_What to work on_
Among the records, which lines hold the word "with"? Pick them out.

- Opening Delimiter -

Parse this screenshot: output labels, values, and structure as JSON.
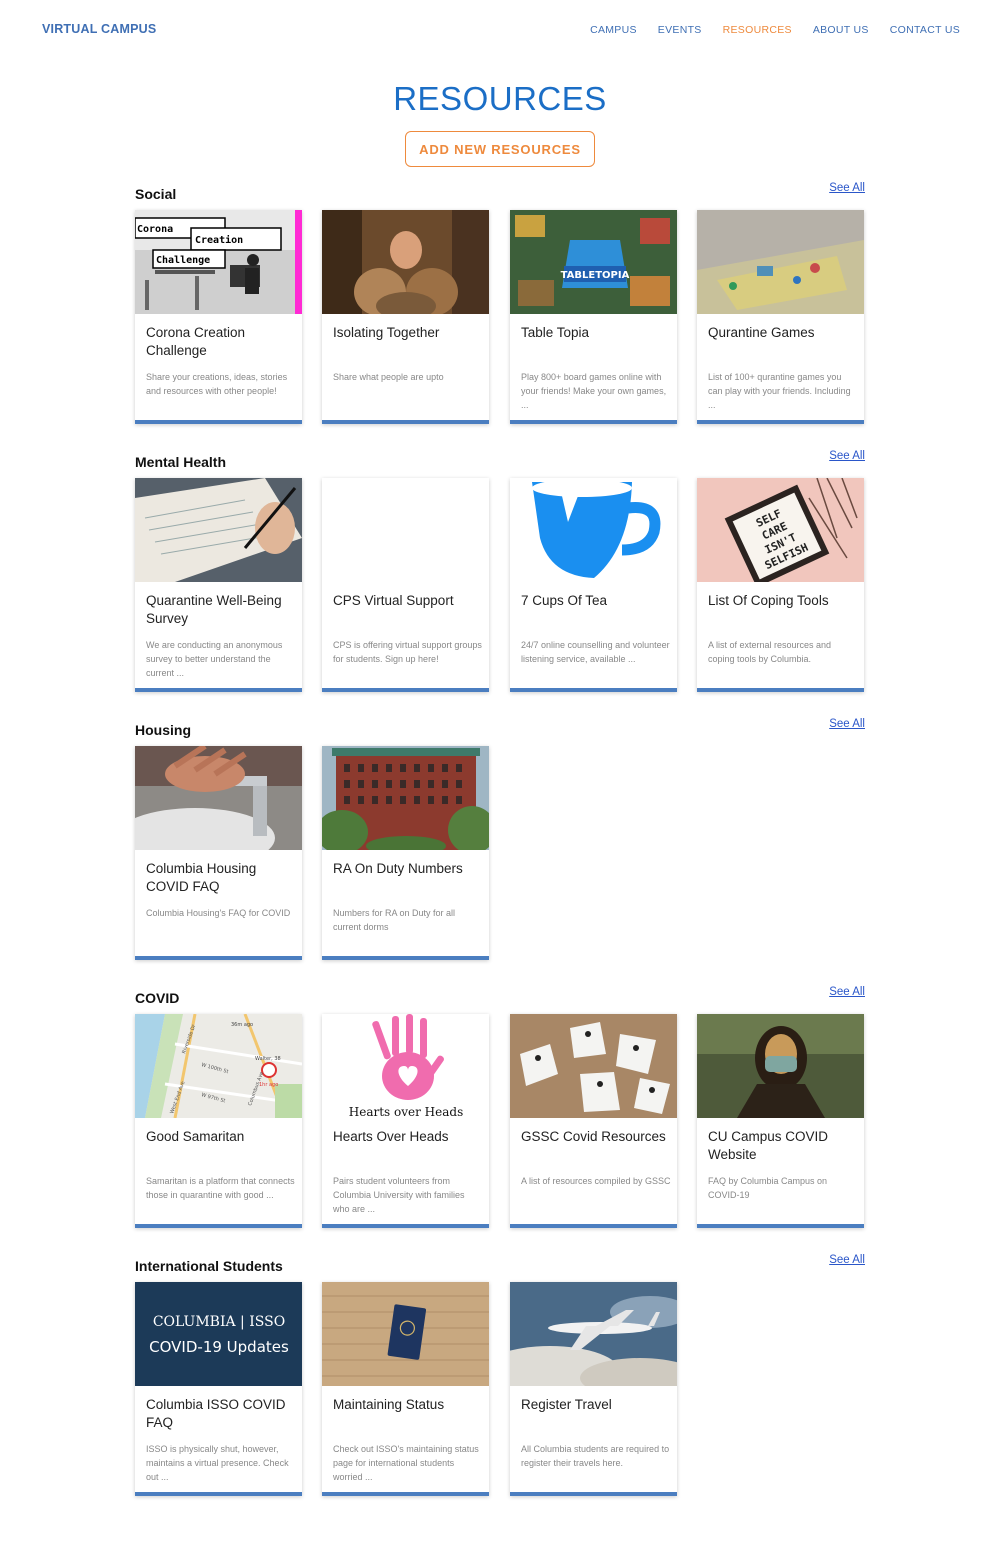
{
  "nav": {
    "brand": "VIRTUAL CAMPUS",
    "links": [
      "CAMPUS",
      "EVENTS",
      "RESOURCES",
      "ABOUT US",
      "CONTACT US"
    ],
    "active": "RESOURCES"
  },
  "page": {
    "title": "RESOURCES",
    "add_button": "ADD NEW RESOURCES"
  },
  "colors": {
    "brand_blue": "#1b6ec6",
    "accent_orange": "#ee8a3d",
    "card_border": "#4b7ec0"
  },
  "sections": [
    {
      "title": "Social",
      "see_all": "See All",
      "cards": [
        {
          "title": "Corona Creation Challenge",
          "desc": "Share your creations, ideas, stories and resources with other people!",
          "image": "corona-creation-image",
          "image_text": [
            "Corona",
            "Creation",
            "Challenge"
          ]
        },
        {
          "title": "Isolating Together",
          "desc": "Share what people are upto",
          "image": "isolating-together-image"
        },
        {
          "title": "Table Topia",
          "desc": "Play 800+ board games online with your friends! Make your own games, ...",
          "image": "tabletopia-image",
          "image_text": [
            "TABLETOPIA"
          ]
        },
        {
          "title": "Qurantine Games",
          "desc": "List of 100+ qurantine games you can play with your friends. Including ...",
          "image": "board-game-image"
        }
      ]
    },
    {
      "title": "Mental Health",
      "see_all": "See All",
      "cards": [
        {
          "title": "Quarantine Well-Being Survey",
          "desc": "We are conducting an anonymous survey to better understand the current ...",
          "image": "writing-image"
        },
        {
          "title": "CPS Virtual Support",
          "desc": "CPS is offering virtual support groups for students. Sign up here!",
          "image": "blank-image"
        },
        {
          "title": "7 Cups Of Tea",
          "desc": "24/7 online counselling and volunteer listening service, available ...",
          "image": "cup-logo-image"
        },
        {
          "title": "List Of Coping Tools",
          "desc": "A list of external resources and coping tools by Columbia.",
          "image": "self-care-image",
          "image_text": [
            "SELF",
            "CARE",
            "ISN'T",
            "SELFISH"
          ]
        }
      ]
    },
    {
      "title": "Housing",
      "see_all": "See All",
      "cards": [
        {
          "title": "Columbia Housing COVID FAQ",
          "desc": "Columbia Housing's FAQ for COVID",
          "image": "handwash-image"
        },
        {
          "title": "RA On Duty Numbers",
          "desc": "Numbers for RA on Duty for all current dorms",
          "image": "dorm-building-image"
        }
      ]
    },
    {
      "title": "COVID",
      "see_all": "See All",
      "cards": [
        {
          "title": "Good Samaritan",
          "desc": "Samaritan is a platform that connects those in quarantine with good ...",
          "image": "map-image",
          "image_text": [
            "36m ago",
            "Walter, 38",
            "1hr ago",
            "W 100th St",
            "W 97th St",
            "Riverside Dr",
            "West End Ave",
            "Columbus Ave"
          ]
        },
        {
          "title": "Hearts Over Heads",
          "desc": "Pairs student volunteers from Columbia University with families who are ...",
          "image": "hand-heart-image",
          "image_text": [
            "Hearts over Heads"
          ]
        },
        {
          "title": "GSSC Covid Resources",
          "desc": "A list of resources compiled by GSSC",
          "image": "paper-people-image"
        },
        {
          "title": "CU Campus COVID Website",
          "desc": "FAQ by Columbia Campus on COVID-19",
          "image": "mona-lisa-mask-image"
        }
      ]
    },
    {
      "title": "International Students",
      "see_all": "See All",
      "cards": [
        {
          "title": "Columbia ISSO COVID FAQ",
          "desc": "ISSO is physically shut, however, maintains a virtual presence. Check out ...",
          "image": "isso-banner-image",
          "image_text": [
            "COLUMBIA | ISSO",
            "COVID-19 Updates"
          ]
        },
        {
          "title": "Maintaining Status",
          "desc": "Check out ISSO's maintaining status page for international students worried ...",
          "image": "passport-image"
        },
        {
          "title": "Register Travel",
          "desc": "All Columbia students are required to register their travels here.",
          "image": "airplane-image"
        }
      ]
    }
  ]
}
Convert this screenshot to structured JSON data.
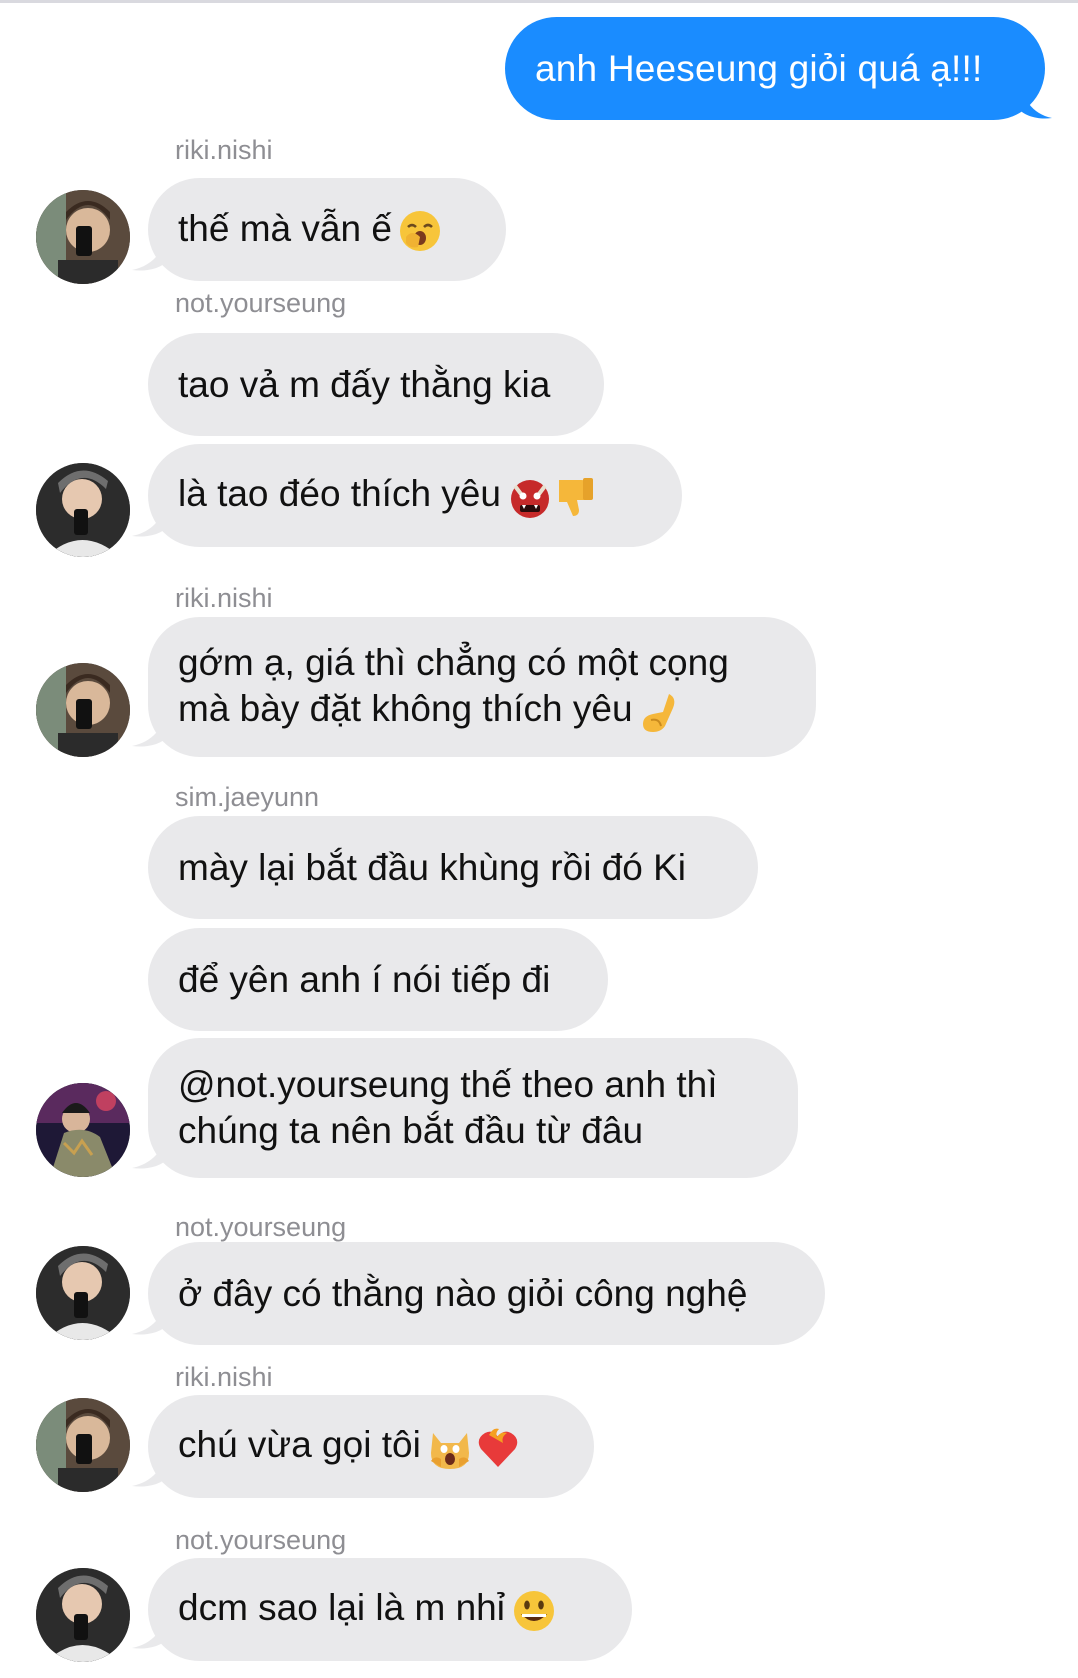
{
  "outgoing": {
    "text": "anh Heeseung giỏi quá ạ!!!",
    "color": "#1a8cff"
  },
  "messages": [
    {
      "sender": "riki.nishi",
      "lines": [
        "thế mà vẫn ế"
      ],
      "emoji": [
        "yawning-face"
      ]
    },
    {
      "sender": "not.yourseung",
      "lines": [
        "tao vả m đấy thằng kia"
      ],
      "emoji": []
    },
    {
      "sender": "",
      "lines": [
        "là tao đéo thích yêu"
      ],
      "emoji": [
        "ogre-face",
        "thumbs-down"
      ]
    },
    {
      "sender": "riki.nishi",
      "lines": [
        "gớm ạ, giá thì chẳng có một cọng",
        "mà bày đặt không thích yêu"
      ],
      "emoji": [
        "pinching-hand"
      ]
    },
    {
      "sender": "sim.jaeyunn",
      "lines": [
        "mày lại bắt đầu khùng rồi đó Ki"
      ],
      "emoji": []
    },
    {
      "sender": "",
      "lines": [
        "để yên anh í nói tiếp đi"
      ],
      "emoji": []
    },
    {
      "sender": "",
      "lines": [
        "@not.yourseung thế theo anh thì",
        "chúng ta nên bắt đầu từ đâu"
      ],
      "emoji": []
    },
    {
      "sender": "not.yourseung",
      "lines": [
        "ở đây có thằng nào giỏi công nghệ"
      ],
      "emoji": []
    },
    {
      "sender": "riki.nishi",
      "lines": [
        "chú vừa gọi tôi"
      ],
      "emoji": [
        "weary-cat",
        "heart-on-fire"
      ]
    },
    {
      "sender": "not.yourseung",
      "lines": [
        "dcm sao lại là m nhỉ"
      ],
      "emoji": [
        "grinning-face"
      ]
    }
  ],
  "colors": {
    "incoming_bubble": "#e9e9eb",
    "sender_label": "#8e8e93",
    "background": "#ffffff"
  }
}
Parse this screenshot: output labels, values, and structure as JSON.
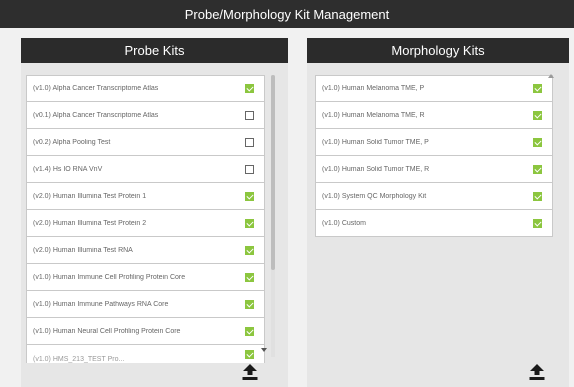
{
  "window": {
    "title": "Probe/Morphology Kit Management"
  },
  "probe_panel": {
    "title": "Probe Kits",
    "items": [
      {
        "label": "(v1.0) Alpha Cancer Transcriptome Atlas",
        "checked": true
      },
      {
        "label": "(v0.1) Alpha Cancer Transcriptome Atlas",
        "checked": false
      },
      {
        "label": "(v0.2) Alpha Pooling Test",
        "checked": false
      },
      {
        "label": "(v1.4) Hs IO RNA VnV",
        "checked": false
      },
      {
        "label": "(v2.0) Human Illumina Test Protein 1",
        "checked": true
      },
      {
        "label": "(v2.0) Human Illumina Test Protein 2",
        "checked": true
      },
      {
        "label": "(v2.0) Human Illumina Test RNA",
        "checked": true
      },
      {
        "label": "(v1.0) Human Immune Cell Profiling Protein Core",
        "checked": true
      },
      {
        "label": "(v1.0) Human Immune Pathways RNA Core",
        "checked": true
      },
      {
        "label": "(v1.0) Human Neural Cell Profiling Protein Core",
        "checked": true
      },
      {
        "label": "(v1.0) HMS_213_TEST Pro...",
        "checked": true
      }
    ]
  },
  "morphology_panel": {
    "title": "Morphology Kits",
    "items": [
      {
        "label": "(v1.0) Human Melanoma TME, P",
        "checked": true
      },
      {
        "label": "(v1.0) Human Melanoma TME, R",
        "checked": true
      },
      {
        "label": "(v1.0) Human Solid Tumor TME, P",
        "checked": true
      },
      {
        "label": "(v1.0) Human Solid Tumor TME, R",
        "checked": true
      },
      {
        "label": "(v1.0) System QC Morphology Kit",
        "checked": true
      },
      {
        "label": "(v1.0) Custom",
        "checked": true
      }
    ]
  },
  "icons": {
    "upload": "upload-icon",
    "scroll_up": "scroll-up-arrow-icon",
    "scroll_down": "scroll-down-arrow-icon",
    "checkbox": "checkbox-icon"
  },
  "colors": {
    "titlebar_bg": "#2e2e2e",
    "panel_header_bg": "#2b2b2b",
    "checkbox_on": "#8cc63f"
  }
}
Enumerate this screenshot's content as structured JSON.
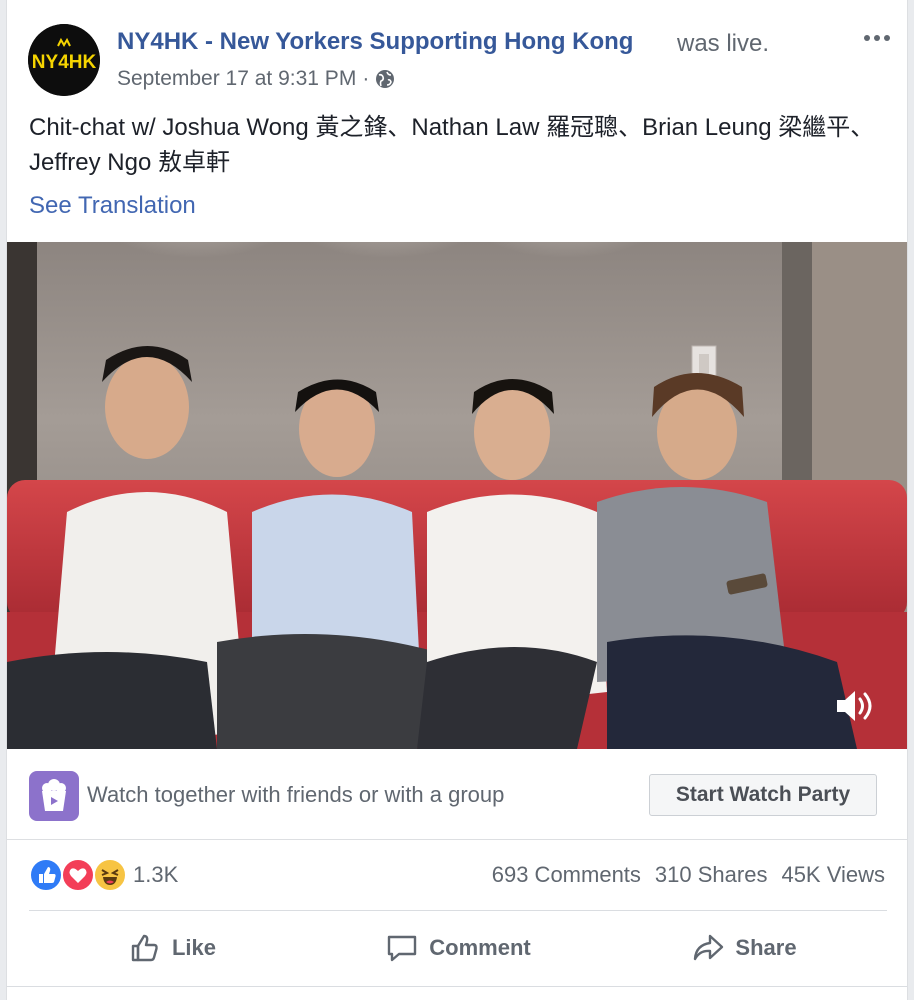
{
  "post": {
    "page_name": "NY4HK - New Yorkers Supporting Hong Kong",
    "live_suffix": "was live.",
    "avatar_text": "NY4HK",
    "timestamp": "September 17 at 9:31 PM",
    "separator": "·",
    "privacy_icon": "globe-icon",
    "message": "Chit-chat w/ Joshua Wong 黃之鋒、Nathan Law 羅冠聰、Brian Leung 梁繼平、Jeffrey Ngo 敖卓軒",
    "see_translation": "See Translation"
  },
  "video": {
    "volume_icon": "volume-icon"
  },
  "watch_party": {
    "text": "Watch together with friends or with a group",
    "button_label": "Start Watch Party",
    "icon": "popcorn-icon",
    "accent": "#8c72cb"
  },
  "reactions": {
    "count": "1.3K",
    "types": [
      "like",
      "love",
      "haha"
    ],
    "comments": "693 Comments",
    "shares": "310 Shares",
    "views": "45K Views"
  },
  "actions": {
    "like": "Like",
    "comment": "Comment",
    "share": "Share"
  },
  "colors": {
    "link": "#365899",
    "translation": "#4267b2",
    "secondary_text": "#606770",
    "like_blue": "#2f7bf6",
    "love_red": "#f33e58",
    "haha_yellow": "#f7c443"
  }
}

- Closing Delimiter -

_Exercise response_
          "desc": "Share your creations, ideas, stories and resources with other people!",
          "desc": "Play 800+ board games online with your friends! Make your own games, ...",
          "desc": "List of 100+ qurantine games you can play with your friends. Including ...",
          "desc": "Samaritan is a platform that connects those in quarantine with good ...",
          "desc": "Pairs student volunteers from Columbia University with families who are ...",
    "text": "Watch together with friends or with a group",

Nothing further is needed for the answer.